| AIM OF THE EXERCISE |
Where a line below includes the word "Metszet", copy that line.

** SOURCE INFORMATION follows **

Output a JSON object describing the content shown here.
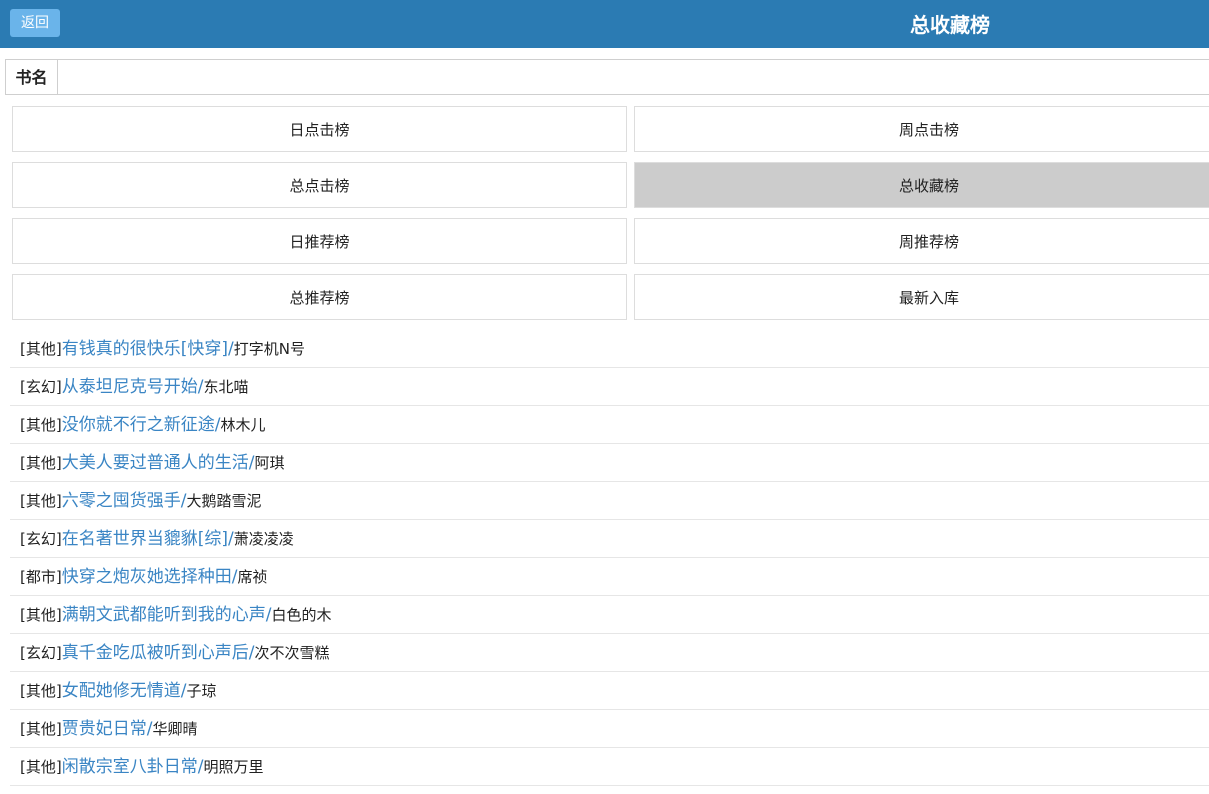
{
  "header": {
    "back_label": "返回",
    "title": "总收藏榜"
  },
  "search": {
    "label": "书名",
    "value": "",
    "placeholder": ""
  },
  "rank_tabs": [
    {
      "label": "日点击榜",
      "active": false
    },
    {
      "label": "周点击榜",
      "active": false
    },
    {
      "label": "总点击榜",
      "active": false
    },
    {
      "label": "总收藏榜",
      "active": true
    },
    {
      "label": "日推荐榜",
      "active": false
    },
    {
      "label": "周推荐榜",
      "active": false
    },
    {
      "label": "总推荐榜",
      "active": false
    },
    {
      "label": "最新入库",
      "active": false
    }
  ],
  "books": [
    {
      "category": "[其他]",
      "title": "有钱真的很快乐[快穿]",
      "author": "打字机N号"
    },
    {
      "category": "[玄幻]",
      "title": "从泰坦尼克号开始",
      "author": "东北喵"
    },
    {
      "category": "[其他]",
      "title": "没你就不行之新征途",
      "author": "林木儿"
    },
    {
      "category": "[其他]",
      "title": "大美人要过普通人的生活",
      "author": "阿琪"
    },
    {
      "category": "[其他]",
      "title": "六零之囤货强手",
      "author": "大鹅踏雪泥"
    },
    {
      "category": "[玄幻]",
      "title": "在名著世界当貔貅[综]",
      "author": "萧凌凌凌"
    },
    {
      "category": "[都市]",
      "title": "快穿之炮灰她选择种田",
      "author": "席祯"
    },
    {
      "category": "[其他]",
      "title": "满朝文武都能听到我的心声",
      "author": "白色的木"
    },
    {
      "category": "[玄幻]",
      "title": "真千金吃瓜被听到心声后",
      "author": "次不次雪糕"
    },
    {
      "category": "[其他]",
      "title": "女配她修无情道",
      "author": "子琼"
    },
    {
      "category": "[其他]",
      "title": "贾贵妃日常",
      "author": "华卿晴"
    },
    {
      "category": "[其他]",
      "title": "闲散宗室八卦日常",
      "author": "明照万里"
    }
  ],
  "separator": "/"
}
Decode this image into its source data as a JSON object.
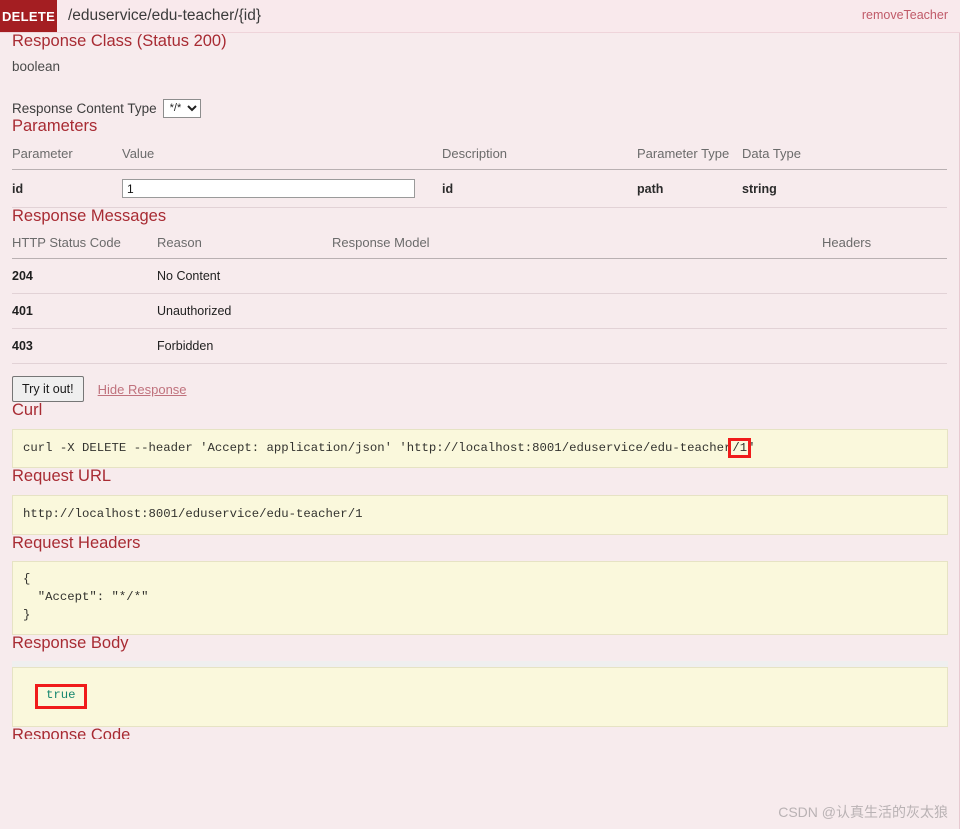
{
  "operation": {
    "method": "DELETE",
    "path": "/eduservice/edu-teacher/{id}",
    "nickname": "removeTeacher"
  },
  "response_class": {
    "title": "Response Class (Status 200)",
    "type": "boolean"
  },
  "content_type": {
    "label": "Response Content Type",
    "selected": "*/*",
    "options": [
      "*/*"
    ]
  },
  "parameters": {
    "title": "Parameters",
    "headers": [
      "Parameter",
      "Value",
      "Description",
      "Parameter Type",
      "Data Type"
    ],
    "rows": [
      {
        "parameter": "id",
        "value": "1",
        "value_placeholder": "",
        "description": "id",
        "parameter_type": "path",
        "data_type": "string"
      }
    ]
  },
  "response_messages": {
    "title": "Response Messages",
    "headers": [
      "HTTP Status Code",
      "Reason",
      "Response Model",
      "Headers"
    ],
    "rows": [
      {
        "code": "204",
        "reason": "No Content",
        "model": "",
        "headers": ""
      },
      {
        "code": "401",
        "reason": "Unauthorized",
        "model": "",
        "headers": ""
      },
      {
        "code": "403",
        "reason": "Forbidden",
        "model": "",
        "headers": ""
      }
    ]
  },
  "actions": {
    "try_label": "Try it out!",
    "hide_response_label": "Hide Response"
  },
  "curl": {
    "title": "Curl",
    "prefix": "curl -X DELETE --header 'Accept: application/json' 'http://localhost:8001/eduservice/edu-teacher",
    "highlight": "/1",
    "suffix": "'"
  },
  "request_url": {
    "title": "Request URL",
    "value": "http://localhost:8001/eduservice/edu-teacher/1"
  },
  "request_headers": {
    "title": "Request Headers",
    "value": "{\n  \"Accept\": \"*/*\"\n}"
  },
  "response_body": {
    "title": "Response Body",
    "value": "true"
  },
  "response_code": {
    "title": "Response Code"
  },
  "watermark": {
    "text": "CSDN @认真生活的灰太狼"
  },
  "colors": {
    "method_badge": "#a41e22",
    "header_bg": "#f9e9ec",
    "page_bg": "#f7ebed",
    "section_title": "#a82b33",
    "code_bg": "#faf8dc",
    "highlight": "#f01b1b",
    "true_value": "#15866e"
  }
}
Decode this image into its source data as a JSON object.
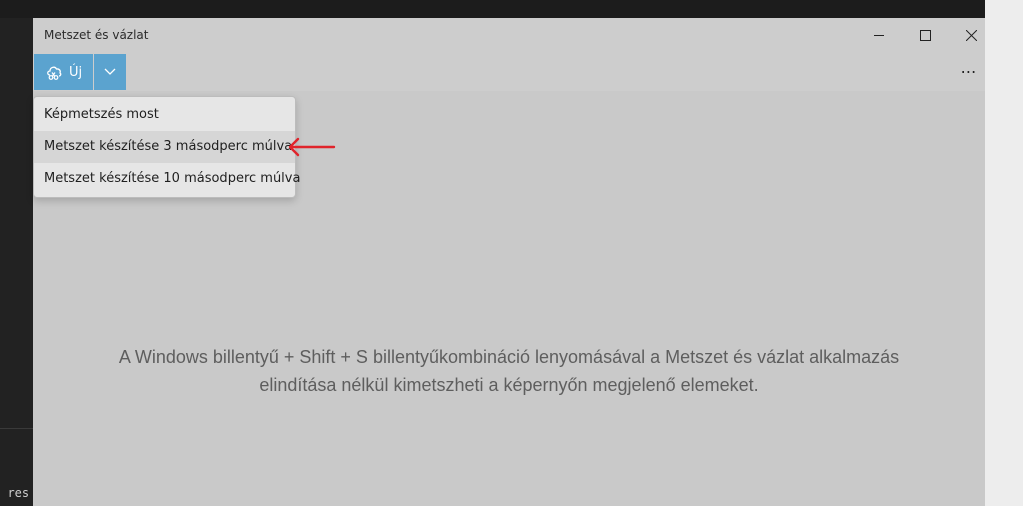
{
  "window": {
    "title": "Metszet és vázlat"
  },
  "toolbar": {
    "new_label": "Új",
    "new_icon": "snip-cloud-icon",
    "dropdown_icon": "chevron-down-icon",
    "more_label": "⋯"
  },
  "menu": {
    "items": [
      {
        "label": "Képmetszés most"
      },
      {
        "label": "Metszet készítése 3 másodperc múlva"
      },
      {
        "label": "Metszet készítése 10 másodperc múlva"
      }
    ]
  },
  "hint": {
    "line1": "A Windows billentyű + Shift + S billentyűkombináció lenyomásával a Metszet és vázlat alkalmazás",
    "line2": "elindítása nélkül kimetszheti a képernyőn megjelenő elemeket."
  },
  "background": {
    "terminal_fragment": "s res"
  },
  "colors": {
    "accent": "#5ba3cf",
    "annotation_arrow": "#e0242b"
  }
}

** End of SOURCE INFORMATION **

| ANSWER BOX |
    "title": "Metszet és vázlat"
        "label": "Metszet készítése 3 másodperc múlva"
        "label": "Metszet készítése 10 másodperc múlva"
    "line1": "A Windows billentyű + Shift + S billentyűkombináció lenyomásával a Metszet és vázlat alkalmazás",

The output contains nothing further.